As soon as we got back to the boat David wanted me to start right off in the small launch with him and Marian up the Kasiruta River. We took the lunch along, eating on the way so as not to lose time. David considered this river the most beautiful he had seen and very interesting botanically.
We first made a lot of pictures of a native making starch from sago. The native was friendly and obliging and David gave him and his family presents, scissors for the women, cigarettes and matches for the men, and toy balloons for the children.
We then went on up the river against a strong current, Ah Fook constantly jumping out of the boat to get us over some shoal. We finally tied the boat up and David and Marian went into the jungle while Hugo started on one of his exploring hikes. I soon followed David and Marian into the moderately open high growth. David was carried away by the things he saw and went collecting specimens without paying much attention to the mosquitoes, which swarmed around us. I was in shorts and could only keep them away by constantly swishing a fern leaf about my legs and head. After about an hour of uncomfortable wandering during which David and Marian collected a good many specimens, he thought it was time to get back to the river. David has confessed to me that he has no sense of direction or locality, which I have verified. Both he and Marian depended on me to get them back to the boat. I led in the direction I knew the river to be but had not thought we would go so far and had therefore not noticed our course at the start. There were several delays for further collecting and we came upon the skeleton of a large Python, curved around and with all the bones in place. I photographed it and David took one of the bones, cautioning me not the tell about it on the boat on account of the superstition connected with the python.
We finally reached the river and I called, expecting an answer from Ah Fook. There was none, and I noticed that the obstructions in the river were such that the boat could not have passed them, so I concluded that the boat was down stream. We followed the river down for what seemed a long distance but only occasionally got a faint answer to my calls – an answer which might have been from a native. David was getting tired and I felt considerably concerned. I had the cheerful idea that perhaps this was another river or a branch of the old one. Finally Marian asked to stop and talk things over. They then rested and I went on ahead, at times through thick under growth. Enormous birds flew overhead making a strange noise with their wings and white parrots circled and screamed while monkeys called intermittently. I got no answer to my calls and was greatly puzzled by the distance I had gone down stream without finding the boat. Finally, Hugo answered and was soon with us. He was dragging a palm leaf that looked as big as the wing of an aeroplane. He said that he had made the same mistake, that the river took a sharp turn and that we had been beyond the beach. He soon led us to the boat and I waded out in the stream to take a photograph of the boat with the others getting in.
Everyone was relieved but cheerful and I acted as though nothing had happened, but at the time it did not seem so pleasant.
We ran aground many times coming back and Hugo lost a pole in trying to steer the boat.

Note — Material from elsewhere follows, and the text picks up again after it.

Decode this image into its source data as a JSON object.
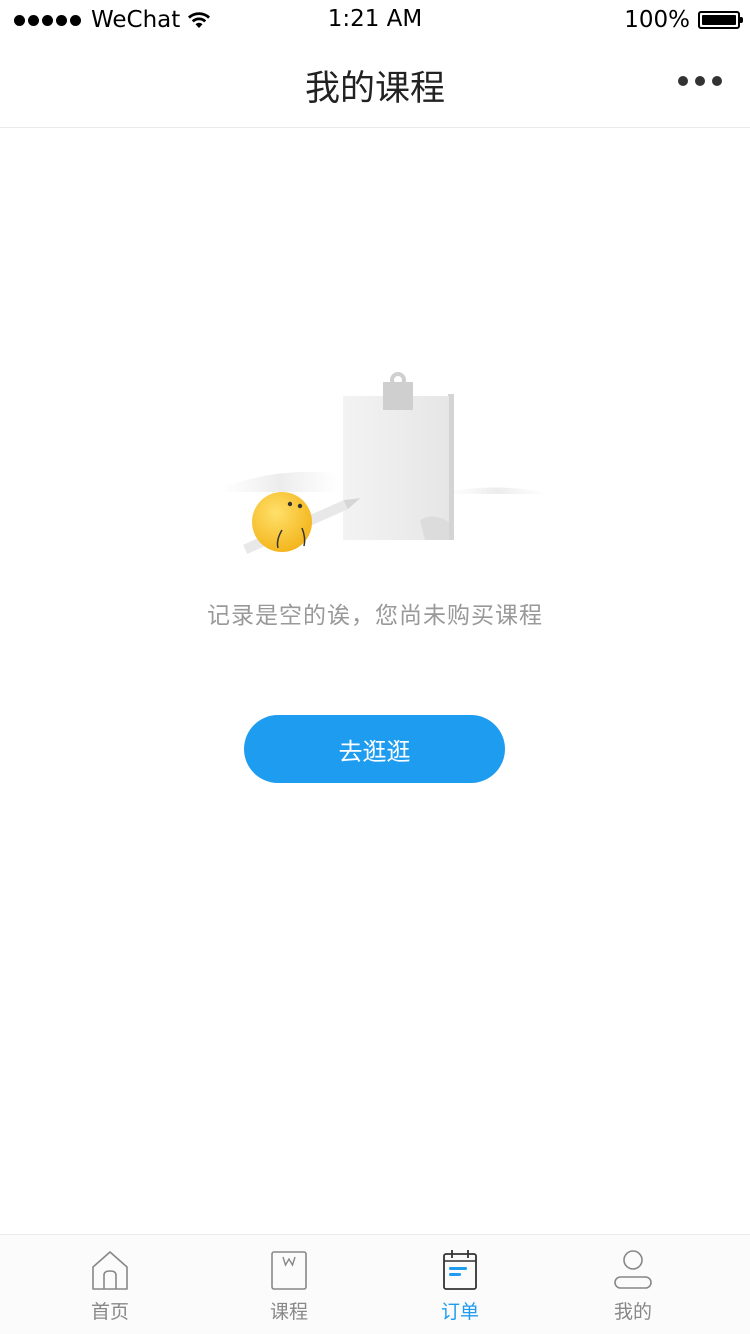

We also got caught in the rain. I was glad to get back. The python was not mentioned.
Bad news in the evening came from Europe over the radio. The Germans were reported to have reached the French coast and cut off the allied troops in Belgium.